Mark Cavendish, who last year became just the fifth man to win the points competition in all three of cycling’s Grand Tours when he won the red jersey at the Giro d’Italia, won’t be among the riders starting the race in Belfast in three weeks’ time - despite recently announced rule changes that now make it easier for a sprinter to win the competition.
The 28-year-old’s big target this year is the Tour de France, and in particular the opening stage which finishes in his mother’s home town of Harrogate and gives a rare chance for a sprinter to claim the first yellow jersey of the race.
Barry Hoban, who prior to Cavendish bursting onto the scene was Great Britain’s most successful Tour de France cyclist in terms of stage wins, with eight to his name, recently expressed doubts that the Manxman could win Stage 1 of the 2014 race.
But Cavendish, who is recovering from a virus that put him out of races including the Scheldeprijs, which he has won three times, is determined to prevail in Harrogate and join David Millar and Sir Bradley Wiggins as the third British cyclist to have worn the leader’s jersey in all three Grand Tours.
Last year’s haul of two stages was his lowest since his debut Tour de France in 2007, so he is also looking to re-establish his supremacy in the sprint and add to his existing tally of 25 stage wins.
His programme will now see him tackle the Tour of Turkey later this month before heading to the United States for the Amgen Tour of California, then Switzerland for the Tour du Suisse.
"As everybody knows, my big goal this year is the Tour de France," he said, quoted on the website of his Omega Pharma-Quick step team, “especially as it starts in my native country." [Belfast, where the Giro starts, is a lot closer to his birthplace of the Isle of Man than Leeds is – Ed]
“My programme is shaped for that moment,” he went on. “This year I will skip the Giro d'Italia. I'm saddened as it's a race that has given me great satisfaction in the past. I have great memories and victories, even last year.
“But, with the Tour de France as my main objective this year, we had to make some choices. I'm sure passing through the Tour of Turkey, and a great, well organised race like Tour of California will get me in shape and ready for the Tour de Suisse, which will be my final tune-up for the Tour de France."

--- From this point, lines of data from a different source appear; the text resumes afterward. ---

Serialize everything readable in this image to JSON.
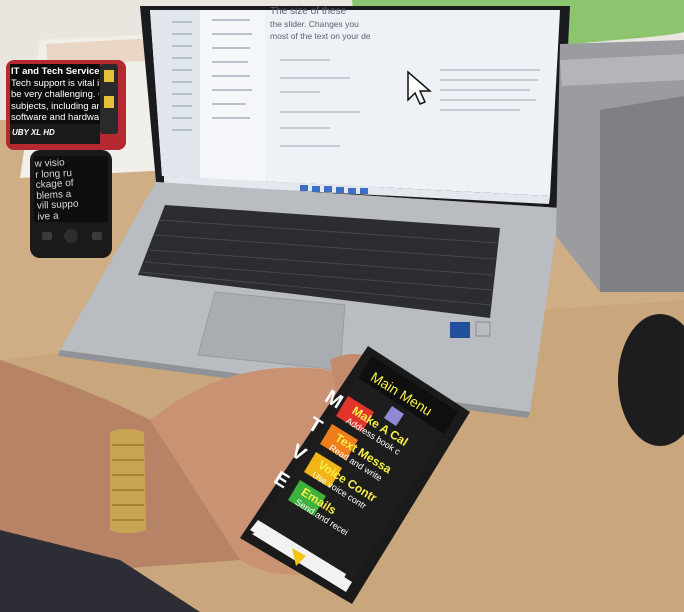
{
  "magnifier": {
    "lines": [
      "IT and Tech Service",
      "Tech support is vital in c",
      "be very challenging. Ou",
      "subjects, including an i",
      "software and hardware"
    ],
    "brand": "UBY XL HD"
  },
  "laptop": {
    "heading_lines": [
      "The size of these",
      "the slider. Changes you",
      "most of the text on your de"
    ]
  },
  "phone_left": {
    "lines": [
      "w visio",
      "r long ru",
      "ckage of",
      "blems a",
      "vill suppo",
      "ive a"
    ]
  },
  "phone_main": {
    "title": "Main Menu",
    "items": [
      {
        "letter": "M",
        "label": "Make A Cal",
        "sub": "Address book c"
      },
      {
        "letter": "T",
        "label": "Text Messa",
        "sub": "Read and write"
      },
      {
        "letter": "V",
        "label": "Voice Contr",
        "sub": "Use voice contr"
      },
      {
        "letter": "E",
        "label": "Emails",
        "sub": "Send and recei"
      }
    ]
  },
  "colors": {
    "desk": "#cfae85",
    "wall": "#e9e6df",
    "laptop_body": "#b9bcc0",
    "keyboard": "#2b2d31",
    "phone_bg": "#1d1d1d",
    "item_m": "#e2342a",
    "item_t": "#f07e1b",
    "item_v": "#f2b517",
    "item_e": "#3cb13c",
    "menu_text": "#f7ef48",
    "sticker": "#8dc56f"
  }
}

Rolf Aldag, who worked alongside Cavendish at HTC-Highroad and is now sport and development director at Omega Pharma-Quick Step and was instrumental in his moving to the team, added: "With the sickness Mark had, we had to reshape his calendar a little bit."
"It's a shame because Mark showed how strong he was at Milan-San Remo [where he finished fifth]. He could have taken advantage of his condition during the period immediately after that race.
“But, it is what it is, and now we have rebuilt the best approach for Cavendish heading into the Tour.
“Cav is now training in Italy and will be back at Tour of Turkey with a good, strong team around him. With [the] Tour of Turkey we will open the second part of his season that culminates with the Tour de France," he concluded.
Born in Scotland, Simon moved to London aged seven and now lives in the Oxfordshire Cotswolds with his miniature schnauzer, Elodie. He fell in love with cycling one Saturday morning in 1994 while living in Italy when Milan-San Remo went past his front door. A daily cycle commuter in London back before riding to work started to boom, he's been news editor at road.cc since 2009. Handily for work, he speaks French and Italian. He doesn't get to ride his Colnago as often as he'd like, and freely admits he's much more adept at cooking than fettling with bikes.